Oil prices hit their highest levels since 2014 as officials from OPEC, Russia and other oil producers decided on Monday to stick with their previous agreement to only gradually add oil to the market. The announcement came despite rising demand for energy as businesses around the world resumed operations.

The 23-member group, known as OPEC Plus, said in a terse news release that it would raise production by a modest 400,000 barrels a day in November, less than 0.5 percent of world demand, under a deal reached in July.

In effect, the group shrugged off political and commercial pressure to ramp up oil production to ease a tightening market.

“It’s going to take oil prices sustaining above $80 a barrel for a period of time or pushing sharply higher” for the Organization of the Petroleum Exporting Countries to consider changing its plan, said Richard Bronze, head of geopolitics at Energy Aspects, a research firm.

Oil prices climbed on the news. West Texas Intermediate, the American standard, leapt to about $78 a barrel, its highest level since late 2014, while Brent crude, the international benchmark, was up nearly 3 percent to $81.56 a barrel. Oil prices have more than doubled in a year.

So far, analysts say, recent increases in the price of oil have not been sufficient to knock OPEC Plus off the course it worked out in July. In addition, prices at these levels are probably a pleasant surprise for the oil producers.

“There are squalls around, but they don’t want to rock the boat,” said Bhushan Bahree, a senior director at IHS Markit, a research firm.

OPEC Plus did little to explain its reasoning. The group said it was “acting in view of current oil market fundamentals.”

Analysts say the group is more cautious in its outlook than some industry observers who see demand for oil far outstripping supply in the months ahead. Consumption of oil has recovered strongly after crashing 9 percent last year, but the pandemic remains a concern in key oil consuming nations, including the United States.

With oil prices recovering, OPEC and its allies most likely saw little reason to reopen the agreement reached through long and difficult negotiations in July. That deal calls for gradual monthly output increases of 400,000 barrels per day well into next year.

OPEC Plus plans to meet each month to review the plan in case it needs adjusting.

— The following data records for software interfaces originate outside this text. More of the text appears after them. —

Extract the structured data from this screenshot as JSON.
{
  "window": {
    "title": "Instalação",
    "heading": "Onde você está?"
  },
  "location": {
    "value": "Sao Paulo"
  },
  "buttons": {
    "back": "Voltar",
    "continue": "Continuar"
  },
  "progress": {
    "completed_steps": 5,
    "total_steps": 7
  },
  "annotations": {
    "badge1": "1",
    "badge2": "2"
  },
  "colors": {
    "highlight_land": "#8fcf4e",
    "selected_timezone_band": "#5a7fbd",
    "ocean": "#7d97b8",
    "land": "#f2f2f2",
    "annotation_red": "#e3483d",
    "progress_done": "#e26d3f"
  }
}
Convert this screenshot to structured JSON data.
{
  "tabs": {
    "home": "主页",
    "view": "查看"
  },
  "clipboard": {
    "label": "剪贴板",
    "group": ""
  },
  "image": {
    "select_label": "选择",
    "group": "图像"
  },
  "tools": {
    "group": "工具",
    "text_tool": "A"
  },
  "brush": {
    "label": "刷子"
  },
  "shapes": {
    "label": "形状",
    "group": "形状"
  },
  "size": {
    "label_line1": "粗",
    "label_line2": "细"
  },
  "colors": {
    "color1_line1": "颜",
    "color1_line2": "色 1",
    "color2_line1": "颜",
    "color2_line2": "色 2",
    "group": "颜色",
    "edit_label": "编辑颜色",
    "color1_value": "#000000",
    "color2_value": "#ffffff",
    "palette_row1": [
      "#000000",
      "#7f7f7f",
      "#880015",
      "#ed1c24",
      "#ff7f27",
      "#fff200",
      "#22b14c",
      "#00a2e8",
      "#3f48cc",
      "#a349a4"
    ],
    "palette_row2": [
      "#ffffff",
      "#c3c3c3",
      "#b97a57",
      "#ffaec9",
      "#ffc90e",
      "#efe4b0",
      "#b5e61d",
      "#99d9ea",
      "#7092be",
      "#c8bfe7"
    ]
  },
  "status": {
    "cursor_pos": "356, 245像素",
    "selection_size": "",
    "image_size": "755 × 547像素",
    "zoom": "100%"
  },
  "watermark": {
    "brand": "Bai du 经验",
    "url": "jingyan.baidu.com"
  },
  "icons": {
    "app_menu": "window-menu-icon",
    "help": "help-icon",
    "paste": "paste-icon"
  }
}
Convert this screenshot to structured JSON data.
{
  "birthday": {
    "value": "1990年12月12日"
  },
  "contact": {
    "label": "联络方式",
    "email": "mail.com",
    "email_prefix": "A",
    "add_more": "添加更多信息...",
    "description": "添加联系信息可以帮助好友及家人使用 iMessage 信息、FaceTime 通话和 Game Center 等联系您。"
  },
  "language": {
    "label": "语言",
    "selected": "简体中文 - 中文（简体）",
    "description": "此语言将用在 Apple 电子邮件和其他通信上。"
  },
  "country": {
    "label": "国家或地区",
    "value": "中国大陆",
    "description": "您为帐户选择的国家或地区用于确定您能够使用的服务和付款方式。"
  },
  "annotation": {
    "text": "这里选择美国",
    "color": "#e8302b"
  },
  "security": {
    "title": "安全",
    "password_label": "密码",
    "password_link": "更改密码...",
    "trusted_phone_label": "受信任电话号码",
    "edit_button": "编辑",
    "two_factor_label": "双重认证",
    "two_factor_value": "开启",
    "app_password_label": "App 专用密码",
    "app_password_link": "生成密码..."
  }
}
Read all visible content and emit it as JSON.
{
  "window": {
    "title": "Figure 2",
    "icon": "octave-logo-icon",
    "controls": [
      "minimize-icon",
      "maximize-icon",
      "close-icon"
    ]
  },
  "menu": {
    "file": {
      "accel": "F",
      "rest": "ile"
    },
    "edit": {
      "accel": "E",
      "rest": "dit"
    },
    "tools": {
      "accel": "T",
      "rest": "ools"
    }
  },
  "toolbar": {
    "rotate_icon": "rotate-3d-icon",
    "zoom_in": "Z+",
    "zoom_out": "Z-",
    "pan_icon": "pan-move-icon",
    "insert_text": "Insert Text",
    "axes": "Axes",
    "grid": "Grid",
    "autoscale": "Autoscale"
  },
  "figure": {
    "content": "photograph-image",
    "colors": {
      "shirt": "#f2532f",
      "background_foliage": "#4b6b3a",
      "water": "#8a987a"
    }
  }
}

A change of course might have encountered opposition, and it might have provided an opening for new negotiations on quotas from producers that would like higher ceilings — something that Prince Abdulaziz bin Salman, the Saudi oil minister, who leads these meetings, most likely wanted to avoid.

On the other hand, pressures to open the taps are growing. Signs of distress are emerging in the energy markets.

Already a global crunch in natural gas — a key fuel for generating electric power — threatens to affect oil prices. British consumers have faced several days of disruption because of a shortage of gasoline that is being blamed on a lack of fuel truck drivers.

Damage caused by Hurricane Ida in August to oil and gas infrastructure in the Gulf of Mexico has negated some of the impact of recent production increases by OPEC Plus.

A price jump to $90 a barrel or more might throw cold water on demand for oil and prompt a political backlash, including from the United States, some analysts say.

OPEC Plus could face louder calls for bigger increases at the group’s next meeting, which is scheduled for Nov. 4.